On the 2010 June issue of the magazine Hobby Japan, released on April 2010, a new OVA series was revealed. It will be called Mazinkaizer SKL (マジンカイザーSKL Majinkaizā SKL?). The OVA is planned to have also a novelization, which will be serialized in ASCII Media Works magazine, Dengeki Hobby, and a manga, a net manga to be published in Emotion (Bandai Visual) Shu 2 Comic Gekkin.
Mazinger remains one of Go Nagai's most enduring success stories, spawning many products in the realm of merchandising, model kits, plastic and die-cast metal toys (the now famous Soul of Chogokin line), action figures and other collectibles. Mazinger has also been successful in the video game area (at least in Japan), as one of the main stars in the acclaimed battle simulation game series Super Robot Wars, released by Banpresto, featuring characters and units from almost all Mazinger-related shows, alongside other anime franchises.
A 40-feet statue of Mazinger Z was built in a suburb called "Mas del Plata" in Tarragona (Catalonia, Spain) in the early 1980s, to serve as the suburb's entrance, yet the suburb was never completed and the statue remains there.
Discotek Media acquired the American home video rights to the show. The result was a release of all 92 episodes of the original series in 2 volumes: Mazinger Z TV Series Vol 1 Ep 1-46 and Mazinger Z TV Series Vol 2 Ep 47-92.
Reception and influence
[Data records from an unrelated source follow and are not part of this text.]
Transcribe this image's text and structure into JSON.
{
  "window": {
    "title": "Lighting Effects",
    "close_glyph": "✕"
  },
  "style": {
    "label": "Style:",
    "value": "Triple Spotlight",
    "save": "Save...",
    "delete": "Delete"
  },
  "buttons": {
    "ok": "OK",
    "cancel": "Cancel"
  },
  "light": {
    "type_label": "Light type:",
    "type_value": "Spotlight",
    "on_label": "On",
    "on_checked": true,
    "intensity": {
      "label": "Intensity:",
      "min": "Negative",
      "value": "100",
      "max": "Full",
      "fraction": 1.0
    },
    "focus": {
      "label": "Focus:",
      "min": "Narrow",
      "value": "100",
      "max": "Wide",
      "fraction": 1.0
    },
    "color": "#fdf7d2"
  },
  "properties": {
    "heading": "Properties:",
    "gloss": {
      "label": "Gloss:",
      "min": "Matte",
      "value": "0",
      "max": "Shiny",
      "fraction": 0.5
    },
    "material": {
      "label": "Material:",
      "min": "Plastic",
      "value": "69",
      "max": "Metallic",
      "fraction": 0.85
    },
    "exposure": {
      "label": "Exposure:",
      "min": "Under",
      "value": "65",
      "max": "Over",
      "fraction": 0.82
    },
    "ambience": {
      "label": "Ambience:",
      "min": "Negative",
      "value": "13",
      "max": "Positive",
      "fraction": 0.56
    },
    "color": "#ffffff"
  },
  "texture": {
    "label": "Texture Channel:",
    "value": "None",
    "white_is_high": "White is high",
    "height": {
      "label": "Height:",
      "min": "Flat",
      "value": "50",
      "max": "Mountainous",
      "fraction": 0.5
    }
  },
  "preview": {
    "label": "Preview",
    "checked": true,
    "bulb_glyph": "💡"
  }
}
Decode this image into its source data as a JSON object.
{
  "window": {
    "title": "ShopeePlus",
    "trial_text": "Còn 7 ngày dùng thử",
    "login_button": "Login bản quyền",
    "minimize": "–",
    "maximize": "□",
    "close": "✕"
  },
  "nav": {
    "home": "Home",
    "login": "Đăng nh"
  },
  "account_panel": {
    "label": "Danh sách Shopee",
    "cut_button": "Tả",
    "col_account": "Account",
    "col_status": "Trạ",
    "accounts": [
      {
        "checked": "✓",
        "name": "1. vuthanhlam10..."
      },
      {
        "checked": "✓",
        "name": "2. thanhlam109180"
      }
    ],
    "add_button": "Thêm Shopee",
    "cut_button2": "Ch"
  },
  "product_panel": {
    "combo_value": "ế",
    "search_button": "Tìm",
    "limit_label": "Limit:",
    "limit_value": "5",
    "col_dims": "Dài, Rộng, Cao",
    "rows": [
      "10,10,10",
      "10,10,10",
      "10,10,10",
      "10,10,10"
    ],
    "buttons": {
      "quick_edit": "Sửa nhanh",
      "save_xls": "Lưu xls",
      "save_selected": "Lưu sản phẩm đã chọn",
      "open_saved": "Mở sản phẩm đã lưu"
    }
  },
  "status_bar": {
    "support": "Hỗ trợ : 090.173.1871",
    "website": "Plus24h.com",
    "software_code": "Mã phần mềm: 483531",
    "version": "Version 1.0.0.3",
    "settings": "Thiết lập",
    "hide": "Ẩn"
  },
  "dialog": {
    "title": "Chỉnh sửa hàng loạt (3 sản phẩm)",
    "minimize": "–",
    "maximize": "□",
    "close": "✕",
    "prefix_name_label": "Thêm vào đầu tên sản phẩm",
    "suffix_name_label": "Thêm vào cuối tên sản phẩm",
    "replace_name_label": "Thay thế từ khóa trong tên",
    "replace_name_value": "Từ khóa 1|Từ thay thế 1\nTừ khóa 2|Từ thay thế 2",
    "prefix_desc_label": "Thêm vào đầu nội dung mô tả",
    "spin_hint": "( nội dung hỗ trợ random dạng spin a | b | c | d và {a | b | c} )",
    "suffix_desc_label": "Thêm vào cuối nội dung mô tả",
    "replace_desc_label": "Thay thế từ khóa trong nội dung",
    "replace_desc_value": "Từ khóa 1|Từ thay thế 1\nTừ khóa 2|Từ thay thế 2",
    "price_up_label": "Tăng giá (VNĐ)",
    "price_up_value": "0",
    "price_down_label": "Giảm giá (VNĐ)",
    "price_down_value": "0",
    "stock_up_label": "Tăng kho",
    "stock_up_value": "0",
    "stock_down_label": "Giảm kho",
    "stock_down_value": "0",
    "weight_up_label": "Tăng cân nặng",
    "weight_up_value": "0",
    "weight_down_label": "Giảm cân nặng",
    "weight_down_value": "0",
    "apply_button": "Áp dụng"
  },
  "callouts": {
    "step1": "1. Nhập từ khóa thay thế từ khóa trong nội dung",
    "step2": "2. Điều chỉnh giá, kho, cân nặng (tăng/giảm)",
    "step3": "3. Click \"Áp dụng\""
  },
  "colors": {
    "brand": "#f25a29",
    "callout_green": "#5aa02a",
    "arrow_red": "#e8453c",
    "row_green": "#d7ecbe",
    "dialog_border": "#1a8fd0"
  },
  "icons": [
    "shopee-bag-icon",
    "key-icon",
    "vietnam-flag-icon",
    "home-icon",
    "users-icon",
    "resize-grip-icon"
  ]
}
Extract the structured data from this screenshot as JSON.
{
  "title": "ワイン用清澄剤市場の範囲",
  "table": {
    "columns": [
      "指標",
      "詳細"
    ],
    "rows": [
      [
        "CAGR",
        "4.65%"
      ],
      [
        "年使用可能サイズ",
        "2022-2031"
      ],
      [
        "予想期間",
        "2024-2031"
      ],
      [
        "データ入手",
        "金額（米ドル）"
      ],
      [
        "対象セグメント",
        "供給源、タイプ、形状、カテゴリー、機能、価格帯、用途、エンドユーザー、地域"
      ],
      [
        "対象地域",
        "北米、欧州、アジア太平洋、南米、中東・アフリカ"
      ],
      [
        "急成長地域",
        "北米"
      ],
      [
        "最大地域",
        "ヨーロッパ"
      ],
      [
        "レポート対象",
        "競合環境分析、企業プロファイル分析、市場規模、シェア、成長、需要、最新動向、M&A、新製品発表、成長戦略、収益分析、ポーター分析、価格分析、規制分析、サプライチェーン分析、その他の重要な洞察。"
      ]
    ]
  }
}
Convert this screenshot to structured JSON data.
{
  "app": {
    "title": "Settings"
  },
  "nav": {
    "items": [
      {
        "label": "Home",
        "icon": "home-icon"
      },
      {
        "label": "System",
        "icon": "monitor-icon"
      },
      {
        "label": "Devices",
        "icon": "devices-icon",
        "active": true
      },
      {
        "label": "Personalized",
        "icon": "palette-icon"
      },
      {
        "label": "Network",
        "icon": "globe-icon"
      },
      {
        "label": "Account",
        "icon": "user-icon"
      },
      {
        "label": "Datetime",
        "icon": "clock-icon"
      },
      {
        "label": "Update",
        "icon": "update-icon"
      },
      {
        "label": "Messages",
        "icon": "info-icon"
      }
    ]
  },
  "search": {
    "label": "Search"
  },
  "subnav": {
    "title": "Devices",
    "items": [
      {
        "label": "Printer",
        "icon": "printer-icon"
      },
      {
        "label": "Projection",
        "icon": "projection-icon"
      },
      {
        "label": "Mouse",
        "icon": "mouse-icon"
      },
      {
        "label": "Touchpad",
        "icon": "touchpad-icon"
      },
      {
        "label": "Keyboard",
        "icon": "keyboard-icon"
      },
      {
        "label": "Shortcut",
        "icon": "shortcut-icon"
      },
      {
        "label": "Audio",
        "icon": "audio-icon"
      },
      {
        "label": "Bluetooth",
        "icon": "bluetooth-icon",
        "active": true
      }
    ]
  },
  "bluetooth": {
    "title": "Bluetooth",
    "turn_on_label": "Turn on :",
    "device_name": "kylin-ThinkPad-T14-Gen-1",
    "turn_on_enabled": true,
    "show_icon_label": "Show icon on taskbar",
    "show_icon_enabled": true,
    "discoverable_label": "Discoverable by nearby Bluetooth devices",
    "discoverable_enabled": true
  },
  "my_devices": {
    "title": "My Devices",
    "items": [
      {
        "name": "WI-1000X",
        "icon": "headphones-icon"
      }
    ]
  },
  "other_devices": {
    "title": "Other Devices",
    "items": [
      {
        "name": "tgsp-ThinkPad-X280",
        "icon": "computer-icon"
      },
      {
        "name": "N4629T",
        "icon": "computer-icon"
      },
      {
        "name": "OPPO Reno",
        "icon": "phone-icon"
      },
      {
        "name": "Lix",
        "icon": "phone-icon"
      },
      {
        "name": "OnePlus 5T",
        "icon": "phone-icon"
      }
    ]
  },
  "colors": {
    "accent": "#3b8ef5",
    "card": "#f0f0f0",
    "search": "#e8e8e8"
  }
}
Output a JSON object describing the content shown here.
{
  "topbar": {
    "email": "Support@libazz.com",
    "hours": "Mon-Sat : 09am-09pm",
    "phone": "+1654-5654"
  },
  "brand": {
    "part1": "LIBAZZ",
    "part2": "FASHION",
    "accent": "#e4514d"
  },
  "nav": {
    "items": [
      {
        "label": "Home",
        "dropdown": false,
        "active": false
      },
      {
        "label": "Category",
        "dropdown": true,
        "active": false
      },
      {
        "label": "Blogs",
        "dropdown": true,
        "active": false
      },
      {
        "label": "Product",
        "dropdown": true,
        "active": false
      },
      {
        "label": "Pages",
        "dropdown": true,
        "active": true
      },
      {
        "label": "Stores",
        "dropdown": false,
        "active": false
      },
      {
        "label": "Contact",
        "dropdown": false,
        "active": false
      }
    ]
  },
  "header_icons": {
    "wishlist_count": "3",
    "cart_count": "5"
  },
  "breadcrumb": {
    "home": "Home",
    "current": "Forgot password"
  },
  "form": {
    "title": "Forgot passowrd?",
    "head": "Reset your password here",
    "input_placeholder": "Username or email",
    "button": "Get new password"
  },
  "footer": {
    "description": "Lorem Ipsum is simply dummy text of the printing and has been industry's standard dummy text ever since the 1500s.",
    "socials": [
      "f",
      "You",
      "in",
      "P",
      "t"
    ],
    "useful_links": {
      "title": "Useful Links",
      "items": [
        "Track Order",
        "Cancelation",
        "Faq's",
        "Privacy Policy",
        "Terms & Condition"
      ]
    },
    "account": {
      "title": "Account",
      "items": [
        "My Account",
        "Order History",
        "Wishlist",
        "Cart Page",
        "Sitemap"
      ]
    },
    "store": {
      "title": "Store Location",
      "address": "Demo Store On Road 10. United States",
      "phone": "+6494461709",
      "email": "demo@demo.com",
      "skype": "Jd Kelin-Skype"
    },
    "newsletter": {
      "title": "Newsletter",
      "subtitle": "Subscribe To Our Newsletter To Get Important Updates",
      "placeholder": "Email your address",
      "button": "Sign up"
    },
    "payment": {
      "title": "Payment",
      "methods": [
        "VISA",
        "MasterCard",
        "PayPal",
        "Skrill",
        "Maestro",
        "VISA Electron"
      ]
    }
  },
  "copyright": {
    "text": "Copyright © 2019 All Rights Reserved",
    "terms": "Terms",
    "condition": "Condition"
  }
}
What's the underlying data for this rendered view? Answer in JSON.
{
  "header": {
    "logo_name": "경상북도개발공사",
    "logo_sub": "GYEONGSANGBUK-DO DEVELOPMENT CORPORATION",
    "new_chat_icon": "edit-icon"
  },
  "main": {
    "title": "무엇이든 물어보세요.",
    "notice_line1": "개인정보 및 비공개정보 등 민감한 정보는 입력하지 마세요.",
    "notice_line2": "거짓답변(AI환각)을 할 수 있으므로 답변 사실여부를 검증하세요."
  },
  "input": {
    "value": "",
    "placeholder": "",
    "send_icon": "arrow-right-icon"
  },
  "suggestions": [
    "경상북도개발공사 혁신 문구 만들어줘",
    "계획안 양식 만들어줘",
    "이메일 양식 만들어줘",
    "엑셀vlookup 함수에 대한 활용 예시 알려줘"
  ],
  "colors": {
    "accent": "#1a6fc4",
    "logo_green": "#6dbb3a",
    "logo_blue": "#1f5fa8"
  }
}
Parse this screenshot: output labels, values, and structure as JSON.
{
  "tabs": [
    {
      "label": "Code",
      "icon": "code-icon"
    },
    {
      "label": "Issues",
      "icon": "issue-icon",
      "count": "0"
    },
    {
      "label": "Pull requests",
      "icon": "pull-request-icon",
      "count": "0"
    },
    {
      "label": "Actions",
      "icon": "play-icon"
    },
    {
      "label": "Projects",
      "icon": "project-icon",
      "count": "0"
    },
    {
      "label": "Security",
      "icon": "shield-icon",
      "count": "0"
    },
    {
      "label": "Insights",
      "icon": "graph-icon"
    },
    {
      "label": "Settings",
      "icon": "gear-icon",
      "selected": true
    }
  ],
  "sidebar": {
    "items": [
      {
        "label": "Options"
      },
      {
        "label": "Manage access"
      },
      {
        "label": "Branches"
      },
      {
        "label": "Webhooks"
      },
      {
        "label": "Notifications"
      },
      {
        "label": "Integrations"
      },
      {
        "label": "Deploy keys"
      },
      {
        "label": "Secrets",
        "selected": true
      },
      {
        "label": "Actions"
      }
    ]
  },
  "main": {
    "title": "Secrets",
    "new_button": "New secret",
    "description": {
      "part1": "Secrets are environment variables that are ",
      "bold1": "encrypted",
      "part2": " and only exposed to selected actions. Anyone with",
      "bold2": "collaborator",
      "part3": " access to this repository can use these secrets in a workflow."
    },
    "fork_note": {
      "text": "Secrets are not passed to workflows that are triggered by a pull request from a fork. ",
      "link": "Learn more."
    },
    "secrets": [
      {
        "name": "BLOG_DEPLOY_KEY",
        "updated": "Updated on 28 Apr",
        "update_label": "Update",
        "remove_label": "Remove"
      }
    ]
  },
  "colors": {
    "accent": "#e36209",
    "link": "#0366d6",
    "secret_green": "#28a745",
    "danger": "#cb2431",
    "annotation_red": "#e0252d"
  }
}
Mazinger Z helped to create the 1970s boom in mecha anime. The series is noteworthy for introducing many of the accepted stock features of super robot anime genres: the first occurrence of mecha robots being piloted by a user from within a cockpit,
- "マジンガーZ". Toei Animation. Retrieved 2012-08-13.
- "Go Nagai's manga works 1971-1975". Nagai Go Special Corner (in Japanese). ebookjapan initiative. Retrieved 2008-11-14.[dead link]
- newch (2013-08-11). "Guillermo del Toro meets Gundam in Japan". YouTube. Retrieved 2014-08-23.
- "Intervista a Masami Obari". Italian magazine Mangazine (in Italian). 29.
- "真マジンガー衝撃！Ｚ編". Shin-mazinger.com. Retrieved 2012-08-13.
- "Mazinkaizer SKL Anime, Manga, Novel Revealed". Anime News Network. 2010-04-22. Retrieved 2010-04-22.
- "mazinger z [coin-op] arcade video game, banpresto (1994)". Arcade-history.com. 2011-01-22. Retrieved 2012-08-13.
- "Mazinger Z". Atlas Obscura. Retrieved 2016-05-31.
- "Discotek Adds Mazinger Z Super Robot TV Anime - News". Anime News Network. 2012-10-06. Retrieved 2014-08-23.
- "Bigger Audiences, More Varied Productions". Nipponia. 2003-12-15. Retrieved 2012-08-13.
- Gilson, Mark. "A Brief History of Japanese Robophilia". Leonardo. 31 (5): 367–369.
- "Animage Top-100 Anime Listing". Anime News Network. January 15, 2011. Retrieved March 10, 2013.